[Requirement] In full and without alteration, write out the lines below.

[Start of Attachment]

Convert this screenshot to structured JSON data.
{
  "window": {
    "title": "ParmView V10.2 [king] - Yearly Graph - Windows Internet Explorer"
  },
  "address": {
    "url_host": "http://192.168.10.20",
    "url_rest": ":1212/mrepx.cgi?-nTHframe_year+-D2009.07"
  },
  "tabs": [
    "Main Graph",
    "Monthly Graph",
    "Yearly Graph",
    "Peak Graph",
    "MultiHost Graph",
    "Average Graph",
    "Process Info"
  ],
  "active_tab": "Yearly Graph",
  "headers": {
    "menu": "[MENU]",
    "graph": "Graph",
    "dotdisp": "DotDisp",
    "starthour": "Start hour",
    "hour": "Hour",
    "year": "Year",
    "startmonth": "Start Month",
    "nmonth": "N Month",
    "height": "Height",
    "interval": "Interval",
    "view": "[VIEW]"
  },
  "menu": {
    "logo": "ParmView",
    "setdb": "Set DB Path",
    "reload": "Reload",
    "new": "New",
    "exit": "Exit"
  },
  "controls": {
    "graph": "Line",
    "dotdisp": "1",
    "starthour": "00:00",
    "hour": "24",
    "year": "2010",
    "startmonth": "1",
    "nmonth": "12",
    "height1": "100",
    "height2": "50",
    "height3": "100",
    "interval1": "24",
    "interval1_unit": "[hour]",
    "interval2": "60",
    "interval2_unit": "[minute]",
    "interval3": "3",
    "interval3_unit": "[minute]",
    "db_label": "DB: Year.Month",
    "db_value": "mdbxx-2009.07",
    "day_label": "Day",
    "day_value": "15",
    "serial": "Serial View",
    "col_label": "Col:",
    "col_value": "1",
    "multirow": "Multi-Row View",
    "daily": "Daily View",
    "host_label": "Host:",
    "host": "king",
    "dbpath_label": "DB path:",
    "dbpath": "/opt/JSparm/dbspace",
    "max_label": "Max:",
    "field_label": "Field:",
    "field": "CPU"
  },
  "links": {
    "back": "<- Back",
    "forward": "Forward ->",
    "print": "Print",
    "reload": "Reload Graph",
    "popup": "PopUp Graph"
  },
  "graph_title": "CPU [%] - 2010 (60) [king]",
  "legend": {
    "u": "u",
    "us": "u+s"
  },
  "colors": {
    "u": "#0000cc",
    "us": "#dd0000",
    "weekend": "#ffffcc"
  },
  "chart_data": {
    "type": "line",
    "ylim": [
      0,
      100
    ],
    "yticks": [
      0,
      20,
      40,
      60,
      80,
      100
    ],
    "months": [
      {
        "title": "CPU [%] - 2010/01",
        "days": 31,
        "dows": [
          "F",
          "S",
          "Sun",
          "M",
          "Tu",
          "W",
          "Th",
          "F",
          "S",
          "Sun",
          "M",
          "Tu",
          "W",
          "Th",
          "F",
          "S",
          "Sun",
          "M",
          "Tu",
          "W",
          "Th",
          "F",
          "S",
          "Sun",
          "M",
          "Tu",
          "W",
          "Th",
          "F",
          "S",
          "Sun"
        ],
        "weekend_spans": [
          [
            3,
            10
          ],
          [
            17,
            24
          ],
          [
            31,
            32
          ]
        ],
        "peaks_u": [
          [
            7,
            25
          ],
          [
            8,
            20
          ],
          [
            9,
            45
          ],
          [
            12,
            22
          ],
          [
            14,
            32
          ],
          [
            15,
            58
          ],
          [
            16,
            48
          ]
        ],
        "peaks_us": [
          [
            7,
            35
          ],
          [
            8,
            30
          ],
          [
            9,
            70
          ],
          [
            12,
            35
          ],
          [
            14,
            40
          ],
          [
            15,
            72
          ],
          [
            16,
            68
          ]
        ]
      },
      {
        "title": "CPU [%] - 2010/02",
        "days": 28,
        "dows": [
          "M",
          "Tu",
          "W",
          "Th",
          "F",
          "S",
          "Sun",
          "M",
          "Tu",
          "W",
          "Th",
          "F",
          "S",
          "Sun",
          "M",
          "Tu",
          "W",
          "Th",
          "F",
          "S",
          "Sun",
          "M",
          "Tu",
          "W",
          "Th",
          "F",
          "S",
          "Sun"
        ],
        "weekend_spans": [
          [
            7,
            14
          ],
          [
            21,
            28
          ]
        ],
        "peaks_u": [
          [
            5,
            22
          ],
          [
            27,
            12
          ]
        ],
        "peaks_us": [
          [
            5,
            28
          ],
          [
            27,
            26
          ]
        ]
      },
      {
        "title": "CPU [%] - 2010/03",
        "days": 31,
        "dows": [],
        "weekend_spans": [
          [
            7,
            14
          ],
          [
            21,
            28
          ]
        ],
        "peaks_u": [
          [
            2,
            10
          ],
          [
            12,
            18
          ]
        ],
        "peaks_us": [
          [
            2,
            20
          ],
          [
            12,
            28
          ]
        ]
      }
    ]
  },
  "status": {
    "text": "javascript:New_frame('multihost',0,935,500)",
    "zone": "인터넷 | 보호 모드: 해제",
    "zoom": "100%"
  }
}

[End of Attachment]

[Answer section]
Convert this screenshot to structured JSON data.
{
  "window": {
    "title": "ParmView V10.2 [king] - Yearly Graph - Windows Internet Explorer"
  },
  "address": {
    "url_host": "http://192.168.10.20",
    "url_rest": ":1212/mrepx.cgi?-nTHframe_year+-D2009.07"
  },
  "tabs": [
    "Main Graph",
    "Monthly Graph",
    "Yearly Graph",
    "Peak Graph",
    "MultiHost Graph",
    "Average Graph",
    "Process Info"
  ],
  "active_tab": "Yearly Graph",
  "headers": {
    "menu": "[MENU]",
    "graph": "Graph",
    "dotdisp": "DotDisp",
    "starthour": "Start hour",
    "hour": "Hour",
    "year": "Year",
    "startmonth": "Start Month",
    "nmonth": "N Month",
    "height": "Height",
    "interval": "Interval",
    "view": "[VIEW]"
  },
  "menu": {
    "logo": "ParmView",
    "setdb": "Set DB Path",
    "reload": "Reload",
    "new": "New",
    "exit": "Exit"
  },
  "controls": {
    "graph": "Line",
    "dotdisp": "1",
    "starthour": "00:00",
    "hour": "24",
    "year": "2010",
    "startmonth": "1",
    "nmonth": "12",
    "height1": "100",
    "height2": "50",
    "height3": "100",
    "interval1": "24",
    "interval1_unit": "[hour]",
    "interval2": "60",
    "interval2_unit": "[minute]",
    "interval3": "3",
    "interval3_unit": "[minute]",
    "db_label": "DB: Year.Month",
    "db_value": "mdbxx-2009.07",
    "day_label": "Day",
    "day_value": "15",
    "serial": "Serial View",
    "col_label": "Col:",
    "col_value": "1",
    "multirow": "Multi-Row View",
    "daily": "Daily View",
    "host_label": "Host:",
    "host": "king",
    "dbpath_label": "DB path:",
    "dbpath": "/opt/JSparm/dbspace",
    "max_label": "Max:",
    "field_label": "Field:",
    "field": "CPU"
  },
  "links": {
    "back": "<- Back",
    "forward": "Forward ->",
    "print": "Print",
    "reload": "Reload Graph",
    "popup": "PopUp Graph"
  },
  "graph_title": "CPU [%] - 2010 (60) [king]",
  "legend": {
    "u": "u",
    "us": "u+s"
  },
  "colors": {
    "u": "#0000cc",
    "us": "#dd0000",
    "weekend": "#ffffcc"
  },
  "chart_data": {
    "type": "line",
    "ylim": [
      0,
      100
    ],
    "yticks": [
      0,
      20,
      40,
      60,
      80,
      100
    ],
    "months": [
      {
        "title": "CPU [%] - 2010/01",
        "days": 31,
        "dows": [
          "F",
          "S",
          "Sun",
          "M",
          "Tu",
          "W",
          "Th",
          "F",
          "S",
          "Sun",
          "M",
          "Tu",
          "W",
          "Th",
          "F",
          "S",
          "Sun",
          "M",
          "Tu",
          "W",
          "Th",
          "F",
          "S",
          "Sun",
          "M",
          "Tu",
          "W",
          "Th",
          "F",
          "S",
          "Sun"
        ],
        "weekend_spans": [
          [
            3,
            10
          ],
          [
            17,
            24
          ],
          [
            31,
            32
          ]
        ],
        "peaks_u": [
          [
            7,
            25
          ],
          [
            8,
            20
          ],
          [
            9,
            45
          ],
          [
            12,
            22
          ],
          [
            14,
            32
          ],
          [
            15,
            58
          ],
          [
            16,
            48
          ]
        ],
        "peaks_us": [
          [
            7,
            35
          ],
          [
            8,
            30
          ],
          [
            9,
            70
          ],
          [
            12,
            35
          ],
          [
            14,
            40
          ],
          [
            15,
            72
          ],
          [
            16,
            68
          ]
        ]
      },
      {
        "title": "CPU [%] - 2010/02",
        "days": 28,
        "dows": [
          "M",
          "Tu",
          "W",
          "Th",
          "F",
          "S",
          "Sun",
          "M",
          "Tu",
          "W",
          "Th",
          "F",
          "S",
          "Sun",
          "M",
          "Tu",
          "W",
          "Th",
          "F",
          "S",
          "Sun",
          "M",
          "Tu",
          "W",
          "Th",
          "F",
          "S",
          "Sun"
        ],
        "weekend_spans": [
          [
            7,
            14
          ],
          [
            21,
            28
          ]
        ],
        "peaks_u": [
          [
            5,
            22
          ],
          [
            27,
            12
          ]
        ],
        "peaks_us": [
          [
            5,
            28
          ],
          [
            27,
            26
          ]
        ]
      },
      {
        "title": "CPU [%] - 2010/03",
        "days": 31,
        "dows": [],
        "weekend_spans": [
          [
            7,
            14
          ],
          [
            21,
            28
          ]
        ],
        "peaks_u": [
          [
            2,
            10
          ],
          [
            12,
            18
          ]
        ],
        "peaks_us": [
          [
            2,
            20
          ],
          [
            12,
            28
          ]
        ]
      }
    ]
  },
  "status": {
    "text": "javascript:New_frame('multihost',0,935,500)",
    "zone": "인터넷 | 보호 모드: 해제",
    "zoom": "100%"
  }
}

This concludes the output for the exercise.